Friday, October 21, 2011

De Ente et Essentia and the First Way

Thomas argues in De Ente et Essentia that God is Pure Act, or existence itself subsisting. His metaphysical argument is the ground of the first four of his five ways in proof of God's existence. The argument from motion, the first of these, specifically recalls the transition of a thing's potentiality to actuality. For example, an acorn exists as an acorn in actuality and as an oak tree in potentiality.

Since no potentiality can actualize itself (an acorn needs water, sunlight, etc), it follows that some actuality is needed to actualize a potentiality. Since Pure Act just is existence itself, it's not hard to see why Thomas associates Pure Act with God. All potentialities are possibly actualized, and nothing is actualized apart from Pure Act (existence), so Pure Act ultimately has power over all potentialites and is therefore omnipotent.

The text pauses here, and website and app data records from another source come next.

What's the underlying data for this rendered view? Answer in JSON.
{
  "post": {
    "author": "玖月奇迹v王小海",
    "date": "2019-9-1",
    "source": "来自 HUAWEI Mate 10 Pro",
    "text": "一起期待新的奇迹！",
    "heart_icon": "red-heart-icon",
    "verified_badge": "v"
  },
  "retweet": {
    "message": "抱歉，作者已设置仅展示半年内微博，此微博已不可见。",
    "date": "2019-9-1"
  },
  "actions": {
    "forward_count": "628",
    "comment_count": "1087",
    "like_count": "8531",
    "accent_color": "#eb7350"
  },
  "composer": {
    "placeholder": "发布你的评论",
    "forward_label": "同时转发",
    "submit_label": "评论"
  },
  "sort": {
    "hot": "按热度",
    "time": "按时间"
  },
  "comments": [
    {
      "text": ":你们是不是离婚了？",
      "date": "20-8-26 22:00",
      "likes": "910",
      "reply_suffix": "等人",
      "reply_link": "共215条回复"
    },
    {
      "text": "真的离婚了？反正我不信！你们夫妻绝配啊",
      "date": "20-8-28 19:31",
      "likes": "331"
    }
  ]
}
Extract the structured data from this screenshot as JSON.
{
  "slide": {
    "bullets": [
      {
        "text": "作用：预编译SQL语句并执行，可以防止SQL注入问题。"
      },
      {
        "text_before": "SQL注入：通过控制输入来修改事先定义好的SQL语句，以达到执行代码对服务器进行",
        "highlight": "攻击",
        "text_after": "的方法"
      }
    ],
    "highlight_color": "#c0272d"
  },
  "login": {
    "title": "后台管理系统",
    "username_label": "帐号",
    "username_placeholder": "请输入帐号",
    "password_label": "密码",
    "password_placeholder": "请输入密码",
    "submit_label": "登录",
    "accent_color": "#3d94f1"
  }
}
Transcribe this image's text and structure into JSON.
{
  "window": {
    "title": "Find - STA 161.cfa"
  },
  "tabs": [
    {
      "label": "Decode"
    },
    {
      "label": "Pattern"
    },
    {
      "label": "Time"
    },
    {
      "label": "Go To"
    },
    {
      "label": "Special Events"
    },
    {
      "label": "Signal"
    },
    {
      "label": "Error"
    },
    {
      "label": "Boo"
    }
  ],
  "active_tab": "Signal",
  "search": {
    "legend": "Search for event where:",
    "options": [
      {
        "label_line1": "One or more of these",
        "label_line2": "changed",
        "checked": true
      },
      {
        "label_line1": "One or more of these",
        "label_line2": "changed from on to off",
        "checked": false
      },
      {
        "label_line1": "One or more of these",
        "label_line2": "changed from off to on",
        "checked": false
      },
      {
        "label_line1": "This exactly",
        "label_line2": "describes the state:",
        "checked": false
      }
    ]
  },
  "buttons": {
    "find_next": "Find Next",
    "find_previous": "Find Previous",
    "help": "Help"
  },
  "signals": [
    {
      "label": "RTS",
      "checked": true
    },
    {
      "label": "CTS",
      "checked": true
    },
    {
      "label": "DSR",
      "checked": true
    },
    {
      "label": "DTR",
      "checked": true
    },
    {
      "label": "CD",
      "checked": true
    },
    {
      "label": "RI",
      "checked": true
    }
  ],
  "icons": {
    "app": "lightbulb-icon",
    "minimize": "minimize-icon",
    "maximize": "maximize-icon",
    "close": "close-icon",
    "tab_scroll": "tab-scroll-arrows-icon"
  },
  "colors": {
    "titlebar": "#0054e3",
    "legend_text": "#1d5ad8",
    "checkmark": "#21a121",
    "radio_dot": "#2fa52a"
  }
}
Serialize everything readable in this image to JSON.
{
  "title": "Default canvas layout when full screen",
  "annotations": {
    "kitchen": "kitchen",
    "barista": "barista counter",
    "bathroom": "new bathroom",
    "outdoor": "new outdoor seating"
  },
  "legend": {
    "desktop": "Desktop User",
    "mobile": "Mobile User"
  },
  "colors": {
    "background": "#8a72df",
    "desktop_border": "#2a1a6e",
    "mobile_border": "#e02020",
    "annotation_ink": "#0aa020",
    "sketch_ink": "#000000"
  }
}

  1. There is something I do not understand about these views.
    You say that God is Pure Act. This means that God is devoid of potentiality.
    This must then apply to all attributes that are in the same metaphysical category as potentiality, such as power, disposition, capacity, ability. If I have a potentiality for something, that implies I have the capacity and the power to do it.

    Yet you also say that "Pure Act has the power ....". How can this power be related to the nature of God?
    How can God have a powerful nature, if Pure Act excludes all power in itself?
    How can Pure Act have (in itself) the capacity to do anything?

  2. Hi Ian,

    I think you're reading a modern definition of "potentiality" back into the Aristotelian-Thomistic metaphysics. When Thomas says that God is not composed of any potentiality, he doesn't mean what you and I usually mean in a casual discussion. Potentiality is not the capacity to do something, but rather the inclination toward change. Remember the acorn analogy, in which some existing entity is an acorn in actuality and an oak tree in potentiality. Its exemplification of potentiality means that it can develop into an oak tree upon the actualization of some set of external causes.

    When God is called Pure Act, it's because of his immutability and perfection.

  3. I agree that God has immutability and perfection. We do not need to introduce the word 'potentiality'. You said that 'God is Pure Act'.

    How can 'Pure Act', by virtue of its nature, have any causal powers at all?
    Or: how can causal powers inhere in a being whose nature is Pure Act. It seems to contradict that nature.

  4. Potentiality and actuality are the terms designated to describe a thing's mutability/immutability. Keeping in mind the technical definition of potentiality alluded to above, what is the difficulty in calling Pure Act causally efficacious?

    Maybe if I understood what you mean by "Pure Act," I would be better disposed toward answering your question. I don't want us to be talking past each other.

  5. If something is 'pure act', then it sounds like that it is purely actual, immutable, static, unchanging, and completely determinate in every respect. That it, it has a nature entirely constituted by what is actual and determinate, and it is devoid of what is potential, dispositional, powerful and causal within that nature.
    If something has essential causal powers, for example, it should have causal powers as part of its nature. But to be a causal power contradicts being purely actual. That is because causal powers bring about new things, and therefore what was determinate before is now long true, as now there is something new. That is, causal powers cannot be essential to purely determinate beings, such as a being of pure act.